Examples of Ethical Behavior by Leaders or Managers
When you get up to go to work today in your small business, your focus might not be on modeling ethical behavior for your employees. However, a business owner's behavior is crucial in setting the tone for company operations. You and your managers are the people who employees emulate, and the example you set affects how everyone behaves in your business environment.
In business meetings, there is a potential for conflicts to arise between employees. As the leader, you're expected to resolve conflicts while remaining impartial. However, because you're the ultimate decision-maker in the company, your impartiality may be questioned by those unhappy at the results.

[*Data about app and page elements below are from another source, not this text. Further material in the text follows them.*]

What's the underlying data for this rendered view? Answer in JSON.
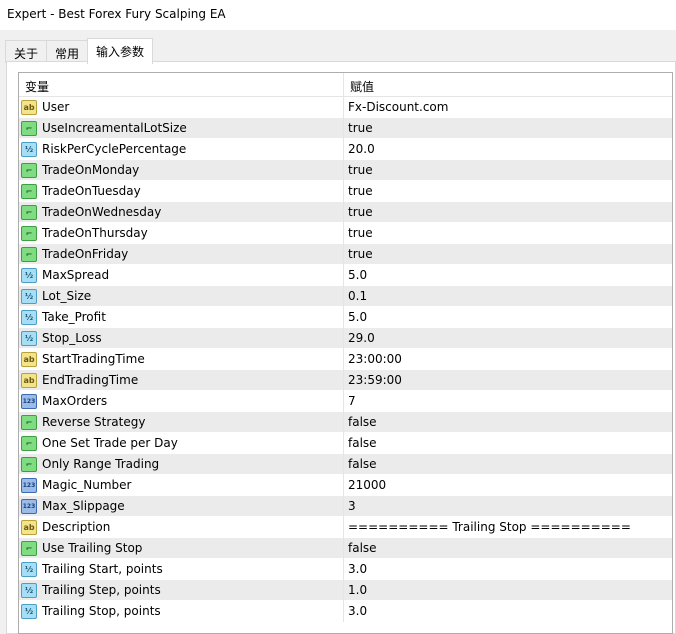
{
  "window": {
    "title": "Expert - Best Forex Fury Scalping EA"
  },
  "tabs": [
    {
      "label": "关于"
    },
    {
      "label": "常用"
    },
    {
      "label": "输入参数"
    }
  ],
  "table": {
    "headers": {
      "variable": "变量",
      "value": "赋值"
    },
    "rows": [
      {
        "type": "ab",
        "icon": "string-icon",
        "name": "User",
        "value": "Fx-Discount.com"
      },
      {
        "type": "bool",
        "icon": "bool-icon",
        "name": "UseIncreamentalLotSize",
        "value": "true"
      },
      {
        "type": "dbl",
        "icon": "double-icon",
        "name": "RiskPerCyclePercentage",
        "value": "20.0"
      },
      {
        "type": "bool",
        "icon": "bool-icon",
        "name": "TradeOnMonday",
        "value": "true"
      },
      {
        "type": "bool",
        "icon": "bool-icon",
        "name": "TradeOnTuesday",
        "value": "true"
      },
      {
        "type": "bool",
        "icon": "bool-icon",
        "name": "TradeOnWednesday",
        "value": "true"
      },
      {
        "type": "bool",
        "icon": "bool-icon",
        "name": "TradeOnThursday",
        "value": "true"
      },
      {
        "type": "bool",
        "icon": "bool-icon",
        "name": "TradeOnFriday",
        "value": "true"
      },
      {
        "type": "dbl",
        "icon": "double-icon",
        "name": "MaxSpread",
        "value": "5.0"
      },
      {
        "type": "dbl",
        "icon": "double-icon",
        "name": "Lot_Size",
        "value": "0.1"
      },
      {
        "type": "dbl",
        "icon": "double-icon",
        "name": "Take_Profit",
        "value": "5.0"
      },
      {
        "type": "dbl",
        "icon": "double-icon",
        "name": "Stop_Loss",
        "value": "29.0"
      },
      {
        "type": "ab",
        "icon": "string-icon",
        "name": "StartTradingTime",
        "value": "23:00:00"
      },
      {
        "type": "ab",
        "icon": "string-icon",
        "name": "EndTradingTime",
        "value": "23:59:00"
      },
      {
        "type": "int",
        "icon": "integer-icon",
        "name": "MaxOrders",
        "value": "7"
      },
      {
        "type": "bool",
        "icon": "bool-icon",
        "name": "Reverse Strategy",
        "value": "false"
      },
      {
        "type": "bool",
        "icon": "bool-icon",
        "name": "One Set Trade per Day",
        "value": "false"
      },
      {
        "type": "bool",
        "icon": "bool-icon",
        "name": "Only Range Trading",
        "value": "false"
      },
      {
        "type": "int",
        "icon": "integer-icon",
        "name": "Magic_Number",
        "value": "21000"
      },
      {
        "type": "int",
        "icon": "integer-icon",
        "name": "Max_Slippage",
        "value": "3"
      },
      {
        "type": "ab",
        "icon": "string-icon",
        "name": "Description",
        "value": "========== Trailing Stop =========="
      },
      {
        "type": "bool",
        "icon": "bool-icon",
        "name": "Use Trailing Stop",
        "value": "false"
      },
      {
        "type": "dbl",
        "icon": "double-icon",
        "name": "Trailing Start, points",
        "value": "3.0"
      },
      {
        "type": "dbl",
        "icon": "double-icon",
        "name": "Trailing Step, points",
        "value": "1.0"
      },
      {
        "type": "dbl",
        "icon": "double-icon",
        "name": "Trailing Stop, points",
        "value": "3.0"
      }
    ]
  }
}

Because conflicts have at least two sides, you should give all employees a chance to state their position. Resist the predisposition to side with your favorite workers or senior employees. Listen to everyone and try to find a resolution that everyone can live with. Being impartial whenever possible helps you build a reputation as a fair boss.

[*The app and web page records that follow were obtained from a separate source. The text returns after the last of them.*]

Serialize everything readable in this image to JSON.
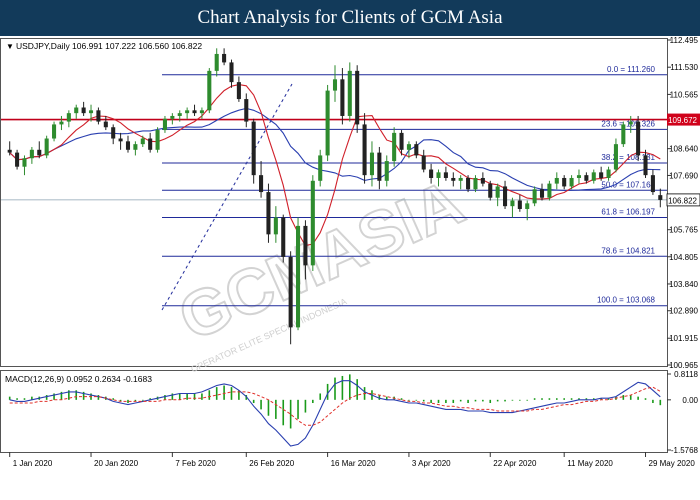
{
  "header": {
    "title": "Chart Analysis for Clients of GCM Asia"
  },
  "watermark": "GCMASIA",
  "watermark_sub": "OPERATOR ELITE SPECIAL INDONESIA",
  "colors": {
    "header_bg": "#123a5a",
    "up_candle": "#2e8b2e",
    "down_candle": "#222222",
    "ma_fast": "#d0202a",
    "ma_slow": "#2a3fb0",
    "fib_line": "#1f2a9a",
    "resistance_line": "#c0001a",
    "price_tag_red": "#d0021b",
    "price_tag_current": "#ffffff",
    "macd_hist": "#1a9a1a",
    "macd_line": "#2a3fb0",
    "macd_signal": "#e0302a"
  },
  "chart_data": [
    {
      "type": "candlestick",
      "info": "USDJPY,Daily  106.991 107.222 106.560 106.822",
      "ylim": [
        100.965,
        112.495
      ],
      "y_ticks": [
        112.495,
        111.53,
        110.565,
        109.6,
        108.64,
        107.69,
        106.73,
        105.765,
        104.805,
        103.84,
        102.89,
        101.915,
        100.965
      ],
      "x_ticks": [
        "1 Jan 2020",
        "20 Jan 2020",
        "7 Feb 2020",
        "26 Feb 2020",
        "16 Mar 2020",
        "3 Apr 2020",
        "22 Apr 2020",
        "11 May 2020",
        "29 May 2020"
      ],
      "fib_levels": [
        {
          "label": "0.0 = 111.260",
          "value": 111.26
        },
        {
          "label": "23.6 = 109.326",
          "value": 109.326
        },
        {
          "label": "38.2 = 108.131",
          "value": 108.131
        },
        {
          "label": "50.0 = 107.164",
          "value": 107.164
        },
        {
          "label": "61.8 = 106.197",
          "value": 106.197
        },
        {
          "label": "78.6 = 104.821",
          "value": 104.821
        },
        {
          "label": "100.0 = 103.068",
          "value": 103.068
        }
      ],
      "resistance": {
        "label": "109.672",
        "value": 109.672
      },
      "current_price": {
        "label": "106.822",
        "value": 106.822
      },
      "ohlc": [
        [
          108.6,
          108.9,
          108.4,
          108.5
        ],
        [
          108.5,
          108.6,
          107.9,
          108.0
        ],
        [
          108.0,
          108.4,
          107.7,
          108.3
        ],
        [
          108.3,
          108.7,
          108.1,
          108.6
        ],
        [
          108.6,
          108.9,
          108.3,
          108.4
        ],
        [
          108.4,
          109.1,
          108.3,
          109.0
        ],
        [
          109.0,
          109.6,
          108.9,
          109.5
        ],
        [
          109.5,
          109.8,
          109.3,
          109.6
        ],
        [
          109.6,
          110.0,
          109.4,
          109.9
        ],
        [
          109.9,
          110.2,
          109.7,
          110.1
        ],
        [
          110.1,
          110.3,
          109.8,
          109.9
        ],
        [
          109.9,
          110.2,
          109.6,
          110.0
        ],
        [
          110.0,
          110.1,
          109.5,
          109.6
        ],
        [
          109.6,
          109.8,
          109.3,
          109.4
        ],
        [
          109.4,
          109.5,
          108.8,
          109.0
        ],
        [
          109.0,
          109.2,
          108.6,
          108.9
        ],
        [
          108.9,
          109.1,
          108.5,
          108.6
        ],
        [
          108.6,
          108.9,
          108.4,
          108.8
        ],
        [
          108.8,
          109.1,
          108.7,
          109.0
        ],
        [
          109.0,
          109.2,
          108.5,
          108.6
        ],
        [
          108.6,
          109.4,
          108.5,
          109.3
        ],
        [
          109.3,
          109.8,
          109.2,
          109.7
        ],
        [
          109.7,
          109.9,
          109.5,
          109.8
        ],
        [
          109.8,
          110.0,
          109.6,
          109.9
        ],
        [
          109.9,
          110.1,
          109.7,
          110.0
        ],
        [
          110.0,
          110.2,
          109.8,
          109.9
        ],
        [
          109.9,
          110.1,
          109.7,
          110.0
        ],
        [
          110.0,
          111.5,
          109.9,
          111.4
        ],
        [
          111.4,
          112.2,
          111.2,
          112.0
        ],
        [
          112.0,
          112.2,
          111.6,
          111.7
        ],
        [
          111.7,
          111.8,
          110.8,
          111.0
        ],
        [
          111.0,
          111.2,
          110.3,
          110.4
        ],
        [
          110.4,
          110.6,
          109.4,
          109.6
        ],
        [
          109.6,
          109.7,
          107.4,
          107.7
        ],
        [
          107.7,
          108.2,
          106.9,
          107.1
        ],
        [
          107.1,
          107.4,
          105.3,
          105.6
        ],
        [
          105.6,
          106.6,
          105.3,
          106.2
        ],
        [
          106.2,
          106.3,
          104.6,
          104.8
        ],
        [
          104.8,
          105.0,
          101.7,
          102.3
        ],
        [
          102.3,
          106.2,
          102.2,
          105.9
        ],
        [
          105.9,
          106.1,
          104.0,
          104.5
        ],
        [
          104.5,
          107.7,
          104.3,
          107.5
        ],
        [
          107.5,
          108.6,
          107.3,
          108.4
        ],
        [
          108.4,
          110.9,
          108.2,
          110.7
        ],
        [
          110.7,
          111.6,
          110.3,
          111.1
        ],
        [
          111.1,
          111.5,
          109.5,
          109.8
        ],
        [
          109.8,
          111.7,
          109.6,
          111.4
        ],
        [
          111.4,
          111.6,
          109.2,
          109.5
        ],
        [
          109.5,
          109.9,
          107.4,
          107.7
        ],
        [
          107.7,
          108.9,
          107.3,
          108.5
        ],
        [
          108.5,
          108.7,
          107.2,
          107.5
        ],
        [
          107.5,
          108.4,
          107.3,
          108.2
        ],
        [
          108.2,
          109.4,
          108.0,
          109.2
        ],
        [
          109.2,
          109.3,
          108.4,
          108.6
        ],
        [
          108.6,
          108.9,
          108.3,
          108.8
        ],
        [
          108.8,
          108.9,
          108.3,
          108.4
        ],
        [
          108.4,
          108.6,
          107.8,
          107.9
        ],
        [
          107.9,
          108.1,
          107.4,
          107.6
        ],
        [
          107.6,
          107.9,
          107.3,
          107.8
        ],
        [
          107.8,
          108.0,
          107.5,
          107.6
        ],
        [
          107.6,
          107.8,
          107.3,
          107.5
        ],
        [
          107.5,
          107.7,
          107.2,
          107.6
        ],
        [
          107.6,
          107.7,
          107.1,
          107.2
        ],
        [
          107.2,
          107.7,
          107.1,
          107.6
        ],
        [
          107.6,
          107.8,
          107.3,
          107.4
        ],
        [
          107.4,
          107.5,
          106.8,
          106.9
        ],
        [
          106.9,
          107.4,
          106.6,
          107.3
        ],
        [
          107.3,
          107.5,
          106.5,
          106.6
        ],
        [
          106.6,
          106.9,
          106.2,
          106.8
        ],
        [
          106.8,
          107.0,
          106.4,
          106.5
        ],
        [
          106.5,
          106.8,
          106.1,
          106.7
        ],
        [
          106.7,
          107.3,
          106.6,
          107.2
        ],
        [
          107.2,
          107.4,
          106.8,
          106.9
        ],
        [
          106.9,
          107.5,
          106.8,
          107.4
        ],
        [
          107.4,
          107.8,
          107.2,
          107.6
        ],
        [
          107.6,
          107.7,
          107.2,
          107.3
        ],
        [
          107.3,
          107.7,
          107.2,
          107.6
        ],
        [
          107.6,
          107.9,
          107.4,
          107.7
        ],
        [
          107.7,
          107.8,
          107.4,
          107.5
        ],
        [
          107.5,
          107.9,
          107.4,
          107.8
        ],
        [
          107.8,
          108.0,
          107.5,
          107.6
        ],
        [
          107.6,
          108.0,
          107.5,
          107.9
        ],
        [
          107.9,
          109.0,
          107.8,
          108.8
        ],
        [
          108.8,
          109.6,
          108.7,
          109.5
        ],
        [
          109.5,
          109.8,
          109.2,
          109.6
        ],
        [
          109.6,
          109.8,
          108.2,
          108.4
        ],
        [
          108.4,
          108.6,
          107.6,
          107.7
        ],
        [
          107.7,
          107.9,
          107.0,
          107.1
        ],
        [
          106.991,
          107.222,
          106.56,
          106.822
        ]
      ]
    },
    {
      "type": "line",
      "info": "MACD(12,26,9) 0.0952 0.2634 -0.1683",
      "ylim": [
        -1.5768,
        0.8118
      ],
      "y_ticks": [
        0.8118,
        0.0,
        -1.5768
      ],
      "y_tick_labels": [
        "0.8118",
        "0.00",
        "-1.5768"
      ],
      "histogram": [
        0.1,
        0.05,
        0.05,
        0.1,
        0.1,
        0.15,
        0.2,
        0.25,
        0.3,
        0.3,
        0.25,
        0.2,
        0.15,
        0.1,
        0.05,
        -0.05,
        -0.1,
        -0.05,
        0.0,
        0.05,
        0.1,
        0.15,
        0.2,
        0.2,
        0.2,
        0.2,
        0.2,
        0.3,
        0.4,
        0.45,
        0.4,
        0.3,
        0.15,
        -0.1,
        -0.3,
        -0.5,
        -0.6,
        -0.8,
        -0.9,
        -0.6,
        -0.4,
        -0.1,
        0.2,
        0.5,
        0.7,
        0.75,
        0.8,
        0.65,
        0.4,
        0.3,
        0.15,
        0.1,
        0.1,
        0.05,
        0.0,
        0.0,
        -0.05,
        -0.1,
        -0.1,
        -0.1,
        -0.1,
        -0.05,
        -0.1,
        -0.05,
        -0.05,
        -0.1,
        -0.05,
        -0.05,
        0.0,
        0.0,
        0.0,
        0.05,
        0.05,
        0.05,
        0.05,
        0.05,
        0.05,
        0.05,
        0.05,
        0.05,
        0.05,
        0.05,
        0.1,
        0.15,
        0.15,
        0.1,
        0.05,
        -0.1,
        -0.168
      ],
      "macd_line": [
        0.0,
        -0.05,
        -0.05,
        0.0,
        0.05,
        0.1,
        0.15,
        0.2,
        0.25,
        0.25,
        0.2,
        0.15,
        0.1,
        0.05,
        -0.05,
        -0.1,
        -0.15,
        -0.1,
        -0.05,
        0.0,
        0.05,
        0.1,
        0.15,
        0.2,
        0.2,
        0.2,
        0.25,
        0.35,
        0.45,
        0.5,
        0.45,
        0.3,
        0.1,
        -0.2,
        -0.45,
        -0.75,
        -0.95,
        -1.2,
        -1.45,
        -1.4,
        -1.2,
        -0.8,
        -0.3,
        0.2,
        0.5,
        0.6,
        0.6,
        0.45,
        0.25,
        0.15,
        0.05,
        0.0,
        0.0,
        -0.05,
        -0.1,
        -0.1,
        -0.15,
        -0.2,
        -0.25,
        -0.3,
        -0.3,
        -0.3,
        -0.35,
        -0.35,
        -0.35,
        -0.4,
        -0.4,
        -0.4,
        -0.4,
        -0.35,
        -0.3,
        -0.25,
        -0.2,
        -0.15,
        -0.1,
        -0.1,
        -0.05,
        0.0,
        0.0,
        0.0,
        0.05,
        0.05,
        0.1,
        0.25,
        0.4,
        0.55,
        0.5,
        0.3,
        0.0952
      ],
      "signal_line": [
        -0.1,
        -0.1,
        -0.1,
        -0.1,
        -0.05,
        -0.05,
        0.0,
        0.0,
        0.05,
        0.1,
        0.1,
        0.1,
        0.1,
        0.05,
        0.0,
        -0.05,
        -0.05,
        -0.05,
        -0.05,
        -0.05,
        -0.05,
        0.0,
        0.0,
        0.0,
        0.05,
        0.05,
        0.05,
        0.1,
        0.15,
        0.2,
        0.25,
        0.25,
        0.25,
        0.2,
        0.1,
        0.0,
        -0.15,
        -0.3,
        -0.45,
        -0.65,
        -0.8,
        -0.8,
        -0.7,
        -0.5,
        -0.3,
        -0.1,
        0.05,
        0.15,
        0.2,
        0.2,
        0.15,
        0.1,
        0.05,
        0.0,
        -0.05,
        -0.05,
        -0.1,
        -0.1,
        -0.15,
        -0.2,
        -0.2,
        -0.25,
        -0.25,
        -0.3,
        -0.3,
        -0.3,
        -0.35,
        -0.35,
        -0.35,
        -0.35,
        -0.35,
        -0.3,
        -0.3,
        -0.25,
        -0.2,
        -0.15,
        -0.15,
        -0.1,
        -0.05,
        -0.05,
        0.0,
        0.0,
        0.05,
        0.1,
        0.15,
        0.25,
        0.35,
        0.4,
        0.2634
      ]
    }
  ]
}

When you are communicating with employees to share recent accomplishments, it's important to give credit where credit is due. Some leaders make the mistake of taking credit for the company's achievements, or only recognizing the top person involved in a project. Create a more equitable work environment by acknowledging everyone who contributes. People like to be recognized for a job well done, and leaving their names out of a communication neglects their contribution to the company.

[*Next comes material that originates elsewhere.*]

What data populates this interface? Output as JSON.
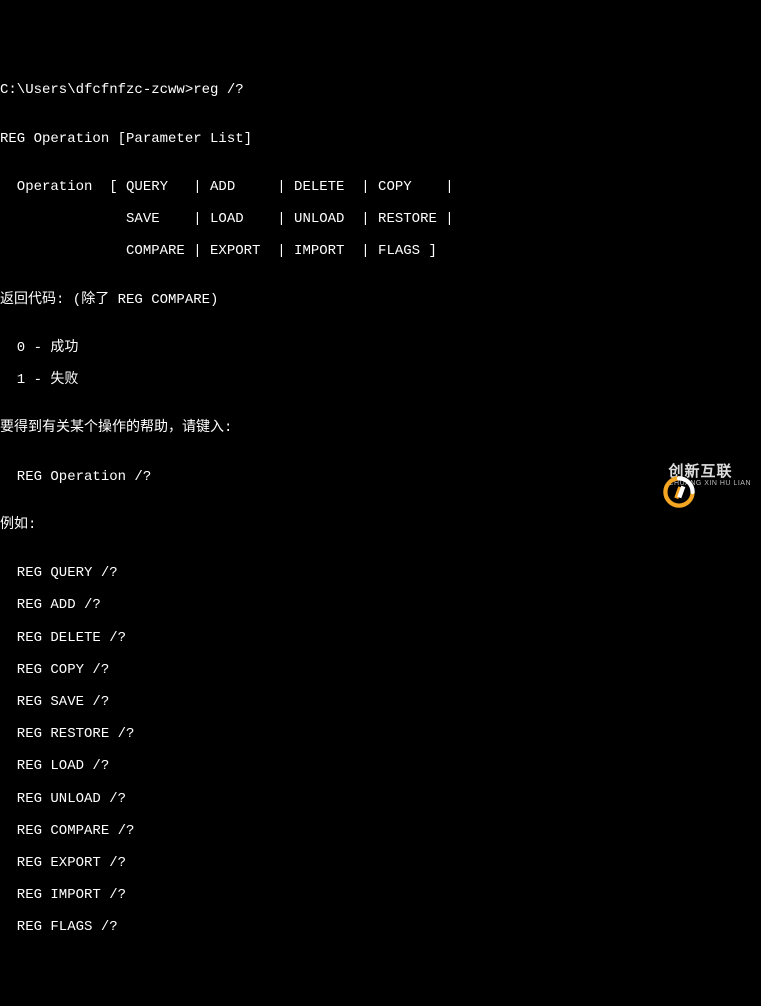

Most organizations can improve their employment practices and recruit a more diverse workforce. One option is to involve employees in your hiring process. With greater input, you can reduce bias in hiring. For example, you can require that every position be filled by a hiring committee and require every employee to participate in a hiring committee before anyone employee can sit on a second committee, or within a certain period of time. You can create guidelines and training for all employees, helping them to follow a standardized process and increase transparency. This also increases employee engagement and makes them feel like an integral part of your operations.
One way to be seen as ethical is to offer your employees who need a degree of flexibility in employment conditions the environment that they need to succeed. It's important to create formal policies for flexible work situations to make sure people have the opportunity to take advantage of these options and to ensure they are not reserved for those seen as your favorites.
To stay on the right side of the ethical line, you can lay out flexible schedules, offering the same options to people with similar job descriptions. Create job rotation, flexible work assignments and work-at-home guidelines. Try to make sure that groups are not discriminated against. For example, allowing parents to leave early to attend their children's activities might be seen as unethical by childless employees if they lose their own flexibility and have to stay late as a result. You'll want to make sure that everyone feels that when they have the need to work a flexible schedule, their request will be considered. That will increase their social investment in the company.